Find every line in the data that contains the word "title". Return each of those lines.

.....

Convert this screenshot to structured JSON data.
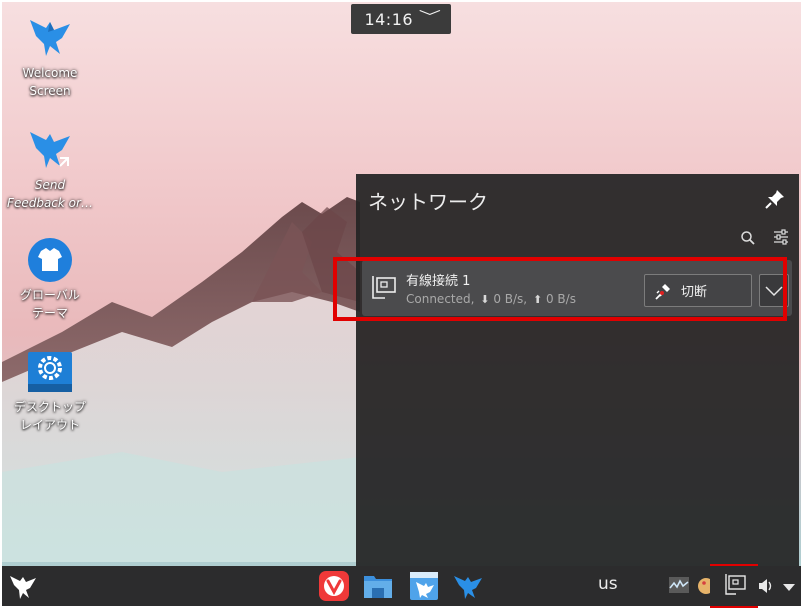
{
  "clock": {
    "time": "14:16",
    "toggle_glyph": "﹀"
  },
  "desktop_icons": [
    {
      "id": "welcome",
      "label": "Welcome\nScreen",
      "icon": "bird-icon"
    },
    {
      "id": "feedback",
      "label": "Send\nFeedback or…",
      "icon": "bird-link-icon"
    },
    {
      "id": "global-theme",
      "label": "グローバル\nテーマ",
      "icon": "tshirt-icon"
    },
    {
      "id": "desktop-layout",
      "label": "デスクトップ\nレイアウト",
      "icon": "layout-gear-icon"
    }
  ],
  "network_popup": {
    "title": "ネットワーク",
    "connection": {
      "name": "有線接続 1",
      "status_text": "Connected,",
      "download": "0 B/s,",
      "upload": "0 B/s",
      "disconnect_label": "切断"
    }
  },
  "taskbar": {
    "keyboard_layout": "us"
  },
  "colors": {
    "highlight": "#e10000",
    "popup_bg": "#232324",
    "taskbar_bg": "#2c2c2d",
    "accent_blue": "#2a8fe6"
  }
}
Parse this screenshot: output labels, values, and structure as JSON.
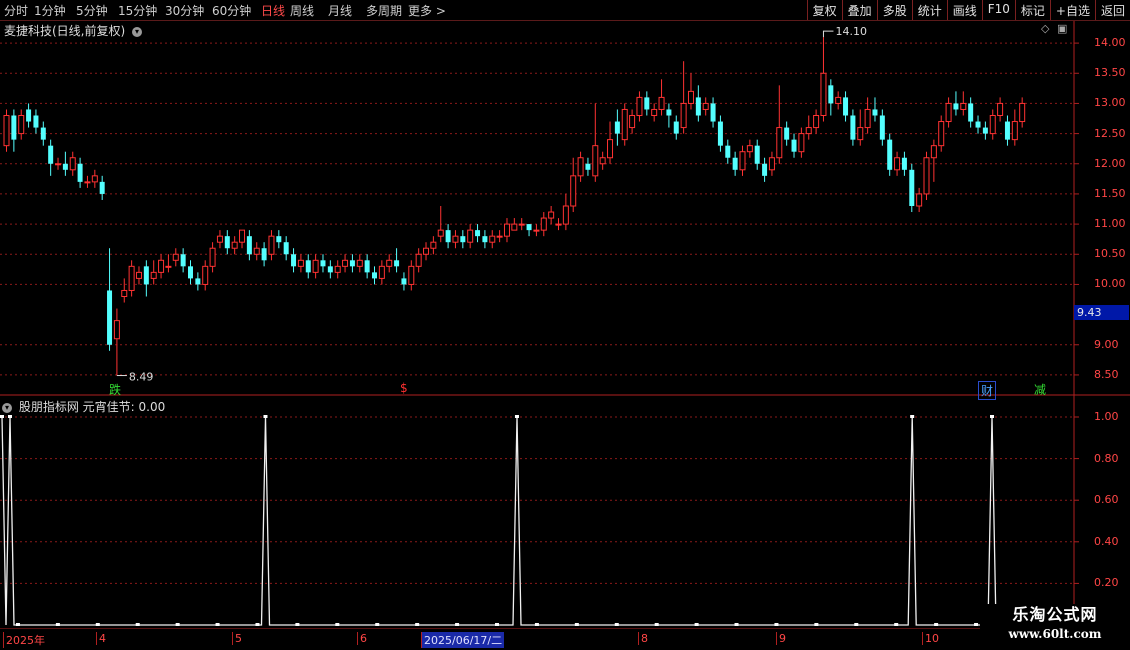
{
  "toolbar": {
    "periods": [
      "分时",
      "1分钟",
      "5分钟",
      "15分钟",
      "30分钟",
      "60分钟",
      "日线",
      "周线",
      "月线",
      "多周期",
      "更多 >"
    ],
    "active_period": "日线",
    "buttons": [
      "复权",
      "叠加",
      "多股",
      "统计",
      "画线",
      "F10",
      "标记",
      "+自选",
      "返回"
    ]
  },
  "main_chart": {
    "title": "麦捷科技(日线,前复权)",
    "price_labels": [
      "14.00",
      "13.50",
      "13.00",
      "12.50",
      "12.00",
      "11.50",
      "11.00",
      "10.50",
      "10.00",
      "9.00",
      "8.50"
    ],
    "high_marker": "14.10",
    "low_marker": "8.49",
    "current_price": "9.43",
    "tags": [
      {
        "text": "跌",
        "color": "#33dd33"
      },
      {
        "text": "$",
        "color": "#ff3030"
      },
      {
        "text": "财",
        "color": "#4aa0ff"
      },
      {
        "text": "减",
        "color": "#33dd33"
      }
    ]
  },
  "indicator": {
    "title": "股朋指标网 元宵佳节: 0.00",
    "axis_labels": [
      "1.00",
      "0.80",
      "0.60",
      "0.40",
      "0.20"
    ]
  },
  "date_axis": {
    "labels": [
      "2025年",
      "4",
      "5",
      "6",
      "2025/06/17/二",
      "8",
      "9",
      "10"
    ]
  },
  "watermark": {
    "line1": "乐淘公式网",
    "line2": "www.60lt.com"
  },
  "chart_data": [
    {
      "type": "candlestick",
      "title": "麦捷科技(日线,前复权)",
      "ylim": [
        8.3,
        14.3
      ],
      "high": 14.1,
      "low": 8.49,
      "candles": [
        [
          12.3,
          12.8,
          12.9,
          12.2
        ],
        [
          12.8,
          12.4,
          12.9,
          12.2
        ],
        [
          12.5,
          12.8,
          12.9,
          12.4
        ],
        [
          12.9,
          12.7,
          13.0,
          12.6
        ],
        [
          12.8,
          12.6,
          12.9,
          12.5
        ],
        [
          12.6,
          12.4,
          12.7,
          12.3
        ],
        [
          12.3,
          12.0,
          12.4,
          11.8
        ],
        [
          12.0,
          12.0,
          12.1,
          11.9
        ],
        [
          12.0,
          11.9,
          12.2,
          11.8
        ],
        [
          11.9,
          12.1,
          12.2,
          11.8
        ],
        [
          12.0,
          11.7,
          12.1,
          11.6
        ],
        [
          11.7,
          11.7,
          11.8,
          11.6
        ],
        [
          11.7,
          11.8,
          11.9,
          11.6
        ],
        [
          11.7,
          11.5,
          11.8,
          11.4
        ],
        [
          9.9,
          9.0,
          10.6,
          8.9
        ],
        [
          9.1,
          9.4,
          9.6,
          8.49
        ],
        [
          9.8,
          9.9,
          10.1,
          9.7
        ],
        [
          9.9,
          10.3,
          10.4,
          9.8
        ],
        [
          10.1,
          10.2,
          10.3,
          10.0
        ],
        [
          10.3,
          10.0,
          10.4,
          9.8
        ],
        [
          10.1,
          10.2,
          10.4,
          10.0
        ],
        [
          10.2,
          10.4,
          10.5,
          10.1
        ],
        [
          10.3,
          10.3,
          10.5,
          10.2
        ],
        [
          10.4,
          10.5,
          10.6,
          10.3
        ],
        [
          10.5,
          10.3,
          10.6,
          10.2
        ],
        [
          10.3,
          10.1,
          10.4,
          10.0
        ],
        [
          10.1,
          10.0,
          10.2,
          9.9
        ],
        [
          10.0,
          10.3,
          10.4,
          9.9
        ],
        [
          10.3,
          10.6,
          10.7,
          10.2
        ],
        [
          10.7,
          10.8,
          10.9,
          10.6
        ],
        [
          10.8,
          10.6,
          10.9,
          10.5
        ],
        [
          10.6,
          10.7,
          10.8,
          10.5
        ],
        [
          10.7,
          10.9,
          10.9,
          10.6
        ],
        [
          10.8,
          10.5,
          10.9,
          10.4
        ],
        [
          10.5,
          10.6,
          10.7,
          10.4
        ],
        [
          10.6,
          10.4,
          10.7,
          10.3
        ],
        [
          10.5,
          10.8,
          10.9,
          10.4
        ],
        [
          10.8,
          10.7,
          10.9,
          10.6
        ],
        [
          10.7,
          10.5,
          10.8,
          10.4
        ],
        [
          10.5,
          10.3,
          10.6,
          10.2
        ],
        [
          10.3,
          10.4,
          10.5,
          10.2
        ],
        [
          10.4,
          10.2,
          10.5,
          10.1
        ],
        [
          10.2,
          10.4,
          10.5,
          10.1
        ],
        [
          10.4,
          10.3,
          10.5,
          10.2
        ],
        [
          10.3,
          10.2,
          10.4,
          10.1
        ],
        [
          10.2,
          10.3,
          10.4,
          10.1
        ],
        [
          10.3,
          10.4,
          10.5,
          10.2
        ],
        [
          10.4,
          10.3,
          10.5,
          10.2
        ],
        [
          10.3,
          10.4,
          10.5,
          10.2
        ],
        [
          10.4,
          10.2,
          10.5,
          10.1
        ],
        [
          10.2,
          10.1,
          10.3,
          10.0
        ],
        [
          10.1,
          10.3,
          10.4,
          10.0
        ],
        [
          10.3,
          10.4,
          10.5,
          10.2
        ],
        [
          10.4,
          10.3,
          10.6,
          10.2
        ],
        [
          10.1,
          10.0,
          10.2,
          9.9
        ],
        [
          10.0,
          10.3,
          10.4,
          9.9
        ],
        [
          10.3,
          10.5,
          10.6,
          10.2
        ],
        [
          10.5,
          10.6,
          10.7,
          10.4
        ],
        [
          10.6,
          10.7,
          10.8,
          10.5
        ],
        [
          10.8,
          10.9,
          11.3,
          10.7
        ],
        [
          10.9,
          10.7,
          11.0,
          10.6
        ],
        [
          10.7,
          10.8,
          10.9,
          10.6
        ],
        [
          10.8,
          10.7,
          10.9,
          10.6
        ],
        [
          10.7,
          10.9,
          11.0,
          10.6
        ],
        [
          10.9,
          10.8,
          11.0,
          10.7
        ],
        [
          10.8,
          10.7,
          10.9,
          10.6
        ],
        [
          10.7,
          10.8,
          10.9,
          10.6
        ],
        [
          10.8,
          10.8,
          10.9,
          10.7
        ],
        [
          10.8,
          11.0,
          11.1,
          10.7
        ],
        [
          10.9,
          11.0,
          11.1,
          10.9
        ],
        [
          11.0,
          11.0,
          11.1,
          10.9
        ],
        [
          11.0,
          10.9,
          11.0,
          10.8
        ],
        [
          10.9,
          10.9,
          11.0,
          10.8
        ],
        [
          10.9,
          11.1,
          11.2,
          10.8
        ],
        [
          11.1,
          11.2,
          11.3,
          11.0
        ],
        [
          11.0,
          11.0,
          11.1,
          10.9
        ],
        [
          11.0,
          11.3,
          11.5,
          10.9
        ],
        [
          11.3,
          11.8,
          12.1,
          11.2
        ],
        [
          11.8,
          12.1,
          12.2,
          11.7
        ],
        [
          12.0,
          11.9,
          12.1,
          11.8
        ],
        [
          11.8,
          12.3,
          13.0,
          11.7
        ],
        [
          12.0,
          12.1,
          12.2,
          11.9
        ],
        [
          12.1,
          12.4,
          12.7,
          12.0
        ],
        [
          12.7,
          12.5,
          12.9,
          12.3
        ],
        [
          12.4,
          12.9,
          13.0,
          12.3
        ],
        [
          12.6,
          12.8,
          12.9,
          12.5
        ],
        [
          12.8,
          13.1,
          13.2,
          12.7
        ],
        [
          13.1,
          12.9,
          13.2,
          12.8
        ],
        [
          12.8,
          12.9,
          13.0,
          12.7
        ],
        [
          12.9,
          13.1,
          13.4,
          12.8
        ],
        [
          12.9,
          12.8,
          13.0,
          12.6
        ],
        [
          12.7,
          12.5,
          12.8,
          12.4
        ],
        [
          12.6,
          13.0,
          13.7,
          12.5
        ],
        [
          13.0,
          13.2,
          13.5,
          12.9
        ],
        [
          13.1,
          12.8,
          13.3,
          12.7
        ],
        [
          12.9,
          13.0,
          13.1,
          12.8
        ],
        [
          13.0,
          12.7,
          13.1,
          12.6
        ],
        [
          12.7,
          12.3,
          12.8,
          12.2
        ],
        [
          12.3,
          12.1,
          12.4,
          12.0
        ],
        [
          12.1,
          11.9,
          12.2,
          11.8
        ],
        [
          11.9,
          12.2,
          12.3,
          11.8
        ],
        [
          12.2,
          12.3,
          12.4,
          12.1
        ],
        [
          12.3,
          12.0,
          12.4,
          11.9
        ],
        [
          12.0,
          11.8,
          12.1,
          11.7
        ],
        [
          11.9,
          12.1,
          12.2,
          11.8
        ],
        [
          12.1,
          12.6,
          13.3,
          12.0
        ],
        [
          12.6,
          12.4,
          12.7,
          12.3
        ],
        [
          12.4,
          12.2,
          12.5,
          12.1
        ],
        [
          12.2,
          12.5,
          12.6,
          12.1
        ],
        [
          12.5,
          12.6,
          12.8,
          12.4
        ],
        [
          12.6,
          12.8,
          12.9,
          12.5
        ],
        [
          12.8,
          13.5,
          14.1,
          12.7
        ],
        [
          13.3,
          13.0,
          13.4,
          12.8
        ],
        [
          13.0,
          13.1,
          13.2,
          12.9
        ],
        [
          13.1,
          12.8,
          13.2,
          12.7
        ],
        [
          12.8,
          12.4,
          12.9,
          12.3
        ],
        [
          12.4,
          12.6,
          12.9,
          12.3
        ],
        [
          12.6,
          12.9,
          13.1,
          12.5
        ],
        [
          12.9,
          12.8,
          13.1,
          12.7
        ],
        [
          12.8,
          12.4,
          12.9,
          12.3
        ],
        [
          12.4,
          11.9,
          12.5,
          11.8
        ],
        [
          11.9,
          12.1,
          12.2,
          11.8
        ],
        [
          12.1,
          11.9,
          12.2,
          11.8
        ],
        [
          11.9,
          11.3,
          12.0,
          11.2
        ],
        [
          11.3,
          11.5,
          11.6,
          11.2
        ],
        [
          11.5,
          12.1,
          12.2,
          11.4
        ],
        [
          12.1,
          12.3,
          12.4,
          11.7
        ],
        [
          12.3,
          12.7,
          12.8,
          12.2
        ],
        [
          12.7,
          13.0,
          13.1,
          12.6
        ],
        [
          13.0,
          12.9,
          13.2,
          12.8
        ],
        [
          12.9,
          13.0,
          13.2,
          12.8
        ],
        [
          13.0,
          12.7,
          13.1,
          12.6
        ],
        [
          12.7,
          12.6,
          12.8,
          12.5
        ],
        [
          12.6,
          12.5,
          12.7,
          12.4
        ],
        [
          12.5,
          12.8,
          12.9,
          12.4
        ],
        [
          12.8,
          13.0,
          13.1,
          12.7
        ],
        [
          12.7,
          12.4,
          12.8,
          12.3
        ],
        [
          12.4,
          12.7,
          12.9,
          12.3
        ],
        [
          12.7,
          13.0,
          13.1,
          12.6
        ]
      ]
    },
    {
      "type": "line",
      "title": "股朋指标网 元宵佳节: 0.00",
      "ylim": [
        0,
        1
      ],
      "series": [
        {
          "values": [
            1,
            0,
            1,
            0,
            0,
            0,
            0,
            0,
            0,
            0,
            0,
            0,
            0,
            0,
            0,
            0,
            0,
            0,
            0,
            0,
            0,
            0,
            0,
            0,
            0,
            0,
            0,
            0,
            0,
            0,
            0,
            0,
            0,
            0,
            0,
            0,
            0,
            0,
            0,
            0,
            0,
            0,
            0,
            0,
            0,
            0,
            0,
            0,
            0,
            0,
            0,
            0,
            0,
            0,
            0,
            0,
            0,
            0,
            0,
            0,
            0,
            0,
            0,
            0,
            0,
            0,
            1,
            0,
            0,
            0,
            0,
            0,
            0,
            0,
            0,
            0,
            0,
            0,
            0,
            0,
            0,
            0,
            0,
            0,
            0,
            0,
            0,
            0,
            0,
            0,
            0,
            0,
            0,
            0,
            0,
            0,
            0,
            0,
            0,
            0,
            0,
            0,
            0,
            0,
            0,
            0,
            0,
            0,
            0,
            0,
            0,
            0,
            0,
            0,
            0,
            0,
            0,
            0,
            0,
            0,
            0,
            0,
            0,
            0,
            0,
            0,
            0,
            0,
            0,
            1,
            0,
            0,
            0,
            0,
            0,
            0,
            0,
            0,
            0,
            0,
            0,
            0,
            0,
            0,
            0,
            0,
            0,
            0,
            0,
            0,
            0,
            0,
            0,
            0,
            0,
            0,
            0,
            0,
            0,
            0,
            0,
            0,
            0,
            0,
            0,
            0,
            0,
            0,
            0,
            0,
            0,
            0,
            0,
            0,
            0,
            0,
            0,
            0,
            0,
            0,
            0,
            0,
            0,
            0,
            0,
            0,
            0,
            0,
            0,
            0,
            0,
            0,
            0,
            0,
            0,
            0,
            0,
            0,
            0,
            0,
            0,
            0,
            0,
            0,
            0,
            0,
            0,
            0,
            0,
            0,
            0,
            0,
            0,
            0,
            0,
            0,
            0,
            0,
            0,
            0,
            0,
            0,
            0,
            0,
            0,
            0,
            0,
            0,
            1,
            0,
            0,
            0,
            0,
            0,
            0,
            0,
            0,
            0,
            0,
            0,
            0,
            0,
            0,
            0,
            0,
            0,
            0,
            0,
            1,
            0,
            0
          ]
        }
      ]
    }
  ]
}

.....

RESPONSE BELOW:
    "title": "ネットワーク",
    "title": "麦捷科技(日线,前复权)",
    "title": "股朋指标网 元宵佳节: 0.00",
      "title": "麦捷科技(日线,前复权)",
      "title": "股朋指标网 元宵佳节: 0.00",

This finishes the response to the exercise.